There is certainly a prospect of redundancies at colleges in the near future, and you are right to identify "politics at play" ("Battening down the hatches may not be enough", May 29). It is not the politics of industrial relations, but politics with a capital P - short-term government shifts in priorities so sharp that responsive providers have been caught by an about-face that leaves successful Train to Gain teams vulnerable to losing their jobs and disappointing newly engaged employers. It is a point Lord Mandelson's new Department for Business, Innovation and Skills (Bis) should recognise and better understand than the previous department involved with post-19 education and training.
Further education rises successfully to the challenges ministers throw at it; even they acknowledge this. But this switching of priorities is not the way to create a world-class economy. Perhaps Bis will be more business-centric: no shifts in policy that threaten to disengage employers from the skills agenda and disrupt the strengthening relationships with colleges. Without this, credibility in investing in skills diminishes, from the employers' viewpoint and colleges'.

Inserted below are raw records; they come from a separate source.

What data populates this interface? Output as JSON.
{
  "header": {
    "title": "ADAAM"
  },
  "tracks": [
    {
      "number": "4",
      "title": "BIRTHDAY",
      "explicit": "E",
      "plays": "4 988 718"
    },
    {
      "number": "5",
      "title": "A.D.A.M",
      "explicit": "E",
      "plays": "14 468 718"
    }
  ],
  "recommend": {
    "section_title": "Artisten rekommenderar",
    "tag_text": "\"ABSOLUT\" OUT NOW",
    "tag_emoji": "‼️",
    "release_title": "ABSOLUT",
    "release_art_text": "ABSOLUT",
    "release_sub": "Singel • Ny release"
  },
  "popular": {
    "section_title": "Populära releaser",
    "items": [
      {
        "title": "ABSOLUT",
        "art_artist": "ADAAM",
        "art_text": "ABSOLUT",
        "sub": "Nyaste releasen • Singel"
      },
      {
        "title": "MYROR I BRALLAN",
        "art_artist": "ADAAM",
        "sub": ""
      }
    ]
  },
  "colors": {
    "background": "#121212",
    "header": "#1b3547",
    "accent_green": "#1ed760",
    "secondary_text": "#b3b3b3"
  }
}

Tony Lau-Walker, Chair, Windsor Group of Further Education Colleges.